Let me start this and state from the outset, that I do not have any issue with the King James Version (KJV) of the Bible. This is not an anti-KJV post but rather one to balance some of the arguments the KJV-only proponents have used to ridicule and malign some of the modern translations such as the NASB, NIV, ESV etc.
Just so it is clear, my position is this: that the version of Bible you use (be it KJV, NASB, NIV etc) is a personal preference and it will not affect your ability to live a godly life, your walk with the Lord, or your ability to win souls to Christ. Most of the modern translations are extremely accurate to the original texts in their original languages of Greek, Hebrew, and Aramaic.
The argument that the KJV is the only perfect version of God’s Word is incorrect and most of the arguments used to support that position are wrong, or disingenuous. The passage below is one of those used to argue the superiority of the KJV.
Isaiah 14:12 in a couple of different translations says the following:
KJV: How art thou fallen from heaven, O Lucifer, son of the morning! How art thou cut down to the ground, which didst weaken the nations!
ESV: How you are fallen from heaven, O Day Star, son of Dawn! How you are cut down to the ground, you who laid the nations low!
NASB: How you have fallen from heaven, O star of the morning, son of the dawn! You have been cut down to the earth, You who have weakened the nations!
NIV: How you have fallen from heaven, O morning star, son of the dawn!

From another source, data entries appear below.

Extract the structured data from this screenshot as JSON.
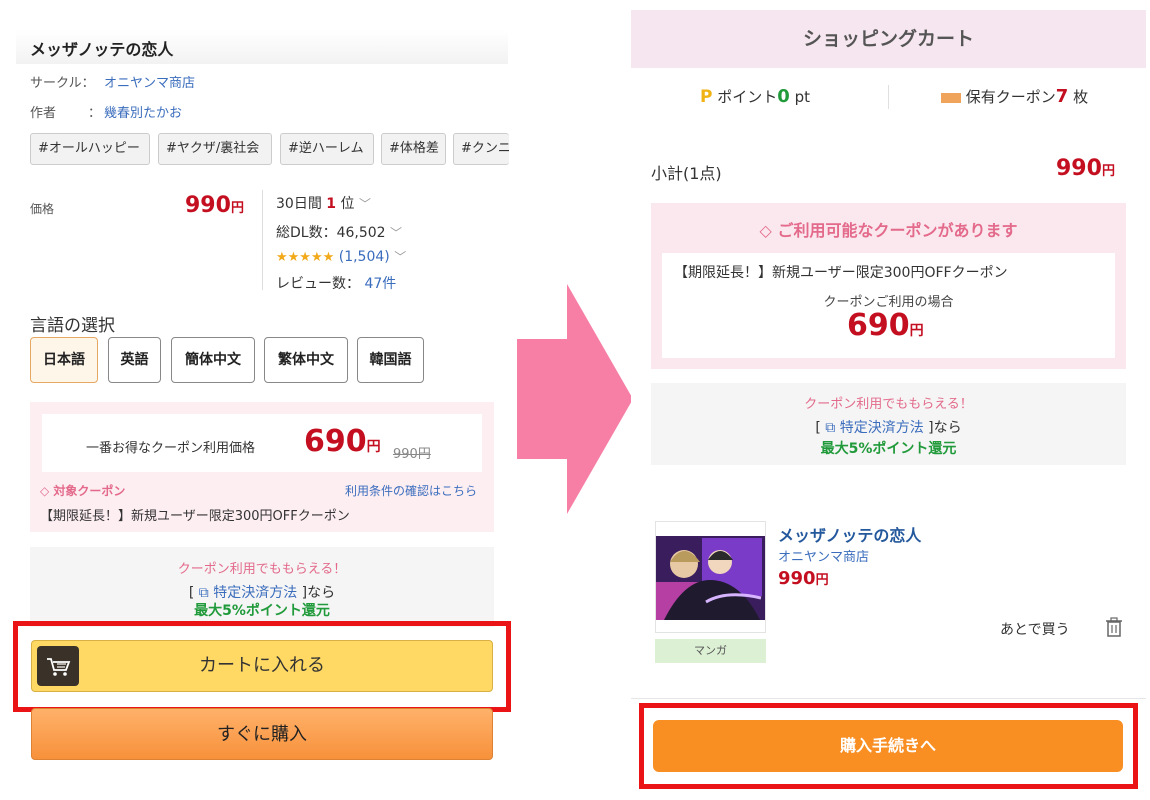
{
  "left": {
    "title": "メッザノッテの恋人",
    "circle_label": "サークル：",
    "circle_value": "オニヤンマ商店",
    "author_label": "作者",
    "author_sep": "：",
    "author_value": "幾春別たかお",
    "tags": [
      "#オールハッピー",
      "#ヤクザ/裏社会",
      "#逆ハーレム",
      "#体格差",
      "#クンニ"
    ],
    "price_label": "価格",
    "price_value": "990",
    "yen": "円",
    "rank_prefix": "30日間",
    "rank_value": "1",
    "rank_suffix": "位",
    "downloads": "総DL数：46,502",
    "stars": "★★★★★",
    "rating_count": "(1,504)",
    "reviews_label": "レビュー数：",
    "reviews_value": "47件",
    "language_heading": "言語の選択",
    "languages": [
      "日本語",
      "英語",
      "簡体中文",
      "繁体中文",
      "韓国語"
    ],
    "best_coupon_label": "一番お得なクーポン利用価格",
    "coupon_price": "690",
    "original_price": "990円",
    "target_coupon": "対象クーポン",
    "terms_link": "利用条件の確認はこちら",
    "coupon_name": "【期限延長！】新規ユーザー限定300円OFFクーポン",
    "points_promo": "クーポン利用でももらえる！",
    "payment_open": "[",
    "payment_link": "特定決済方法",
    "payment_close": "]なら",
    "points_max": "最大5%ポイント還元",
    "add_to_cart": "カートに入れる",
    "buy_now": "すぐに購入"
  },
  "right": {
    "header": "ショッピングカート",
    "points_icon": "P",
    "points_label": "ポイント",
    "points_value": "0",
    "points_unit": "pt",
    "coupons_label": "保有クーポン",
    "coupons_value": "7",
    "coupons_unit": "枚",
    "subtotal_label": "小計(1点)",
    "subtotal_value": "990",
    "yen": "円",
    "coupon_available": "ご利用可能なクーポンがあります",
    "coupon_name": "【期限延長！】新規ユーザー限定300円OFFクーポン",
    "coupon_use_label": "クーポンご利用の場合",
    "coupon_price": "690",
    "points_promo": "クーポン利用でももらえる！",
    "payment_open": "[",
    "payment_link": "特定決済方法",
    "payment_close": "]なら",
    "points_max": "最大5%ポイント還元",
    "item_title": "メッザノッテの恋人",
    "item_circle": "オニヤンマ商店",
    "item_price": "990",
    "item_category": "マンガ",
    "save_for_later": "あとで買う",
    "proceed": "購入手続きへ"
  },
  "colors": {
    "price_red": "#c40f21",
    "highlight_frame": "#ea1417",
    "arrow_pink": "#f77fa5",
    "cart_button": "#ffd964",
    "buy_button": "#f7913b",
    "proceed_button": "#f98e22",
    "link_blue": "#3b6dbd"
  }
}
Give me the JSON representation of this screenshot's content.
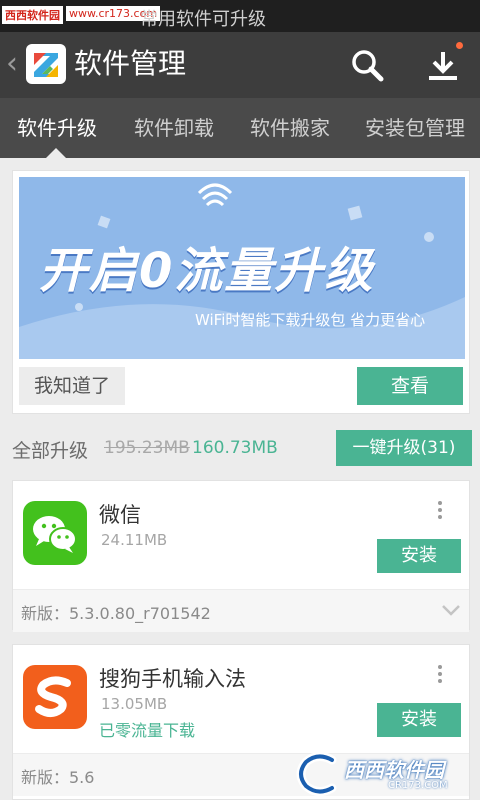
{
  "statusbar": {
    "watermark_site": "西西软件园",
    "watermark_url": "www.cr173.com",
    "notification_text": "常用软件可升级"
  },
  "appbar": {
    "title": "软件管理",
    "icons": [
      "back-icon",
      "app-logo",
      "search-icon",
      "download-icon"
    ]
  },
  "tabs": [
    {
      "label": "软件升级",
      "active": true
    },
    {
      "label": "软件卸载",
      "active": false
    },
    {
      "label": "软件搬家",
      "active": false
    },
    {
      "label": "安装包管理",
      "active": false
    }
  ],
  "promo": {
    "banner_title": "开启0流量升级",
    "banner_subtitle": "WiFi时智能下载升级包  省力更省心",
    "dismiss_label": "我知道了",
    "view_label": "查看"
  },
  "summary": {
    "label": "全部升级",
    "old_size": "195.23MB",
    "new_size": "160.73MB",
    "upgrade_all_label": "一键升级(31)"
  },
  "apps": [
    {
      "name": "微信",
      "size": "24.11MB",
      "note": "",
      "install_label": "安装",
      "version": "新版：5.3.0.80_r701542",
      "icon": "wechat-icon"
    },
    {
      "name": "搜狗手机输入法",
      "size": "13.05MB",
      "note": "已零流量下载",
      "install_label": "安装",
      "version": "新版：5.6",
      "icon": "sogou-icon"
    }
  ],
  "watermark": {
    "label": "西西软件园",
    "url": "CR173.COM"
  },
  "colors": {
    "accent": "#4ab493",
    "appbar": "#3d3d3d",
    "tabbar": "#4a4a4a",
    "banner": "#8fb8e9",
    "background": "#ececec"
  }
}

You have been cast down to the earth, you who once laid low the nations!
The argument from KJV-only supporters is that the modern translations use the same or similar title here in Isaiah that is used to describe Jesus in 2Pet 1:19. Surely only a Bible inspired but Satan and men who wish to diminish the deity of Christ etc would do this, argue these people.
Clearly, when we read the modern versions and compare them with the KJV, there does seem to be difference of some kind. One refers to Lucifer (KJV) and the other clearly refers to a morning star or a day star. So which is right?
In this passage, the modern translations have been faithful to the original text. The literal reference for the Hebrew word, heylel is morning or day star. The literal reference is to Venus which shines brightly in the sky in the morning as one of the last stars to vanish with the sun.
So how was it that the KJV came up with “Lucifer”? Well it turns out that the translators did not know what to do with this word as this is the only place it appears in the Old Testament. So they simply inserted the word from the Latin Vulgate translated: “lucifer”. The verse in the Latin Vulgate (translated by Jerome) is: quomodo cecidisti de caelo lucifer qui mane oriebaris corruisti in terram qui vulnerabas gentes. Notice the underlined word, “lucifer”…notice that it is not a proper noun – as in a name (with an upper case “L”). It is not this way because the word is the Latin translation of the word for “morning star”.
So the translators of the KJV were unsure of what the Hebrew word, heylel said and thus borrowed the Latin word and put it straight in their Bible translation. The 1611 edition of the KJV had “day star” included in the marginal notes as well.
So the next thing to discuss is what Isaiah 14:12 is saying and how that relates to the passage in 2Pet 1:19. Isaiah is primarily referencing the King of Babylon here. Indirectly it includes the devil who inspired and motivated the king. The passage that Isa 14:12 is included in, is a clear reference to an earthly man.
The Hebrew word and the Greek one in 2Pet 1:19 (phosphoros in Greek) are often used to refer to kings or emperors or pagan deities. So, 2Pet 1:19 is written, So we have the prophetic word made more sure, to which you do well to pay attention as to a lamp shining in a dark place, until the day dawns and the morning star arises in your hearts. In this Peter is essentially using a word used to describe false pagan deities and using to describe the real God. What he is writing is that when the day dawns and the real God arises in your heart. He contrasts this against the false ones he no doubt dealt with time and time again.
There is no rule which states that the same or similar word needs to refer to the exact same person every time it is used in the Bible – especially when the context clear says otherwise. There are many instances of this occurring in the Bible (including the KJV).
So, in this instance of Isaiah, the modern translations are actually the more accurate and true to the original manuscripts. The KJV-only advocates poorly understand the history involved in the development and translation of their version when they raise this a one of their many proofs of the reasons why the KJV is the only perfect and reliable version available.
May God bless you all.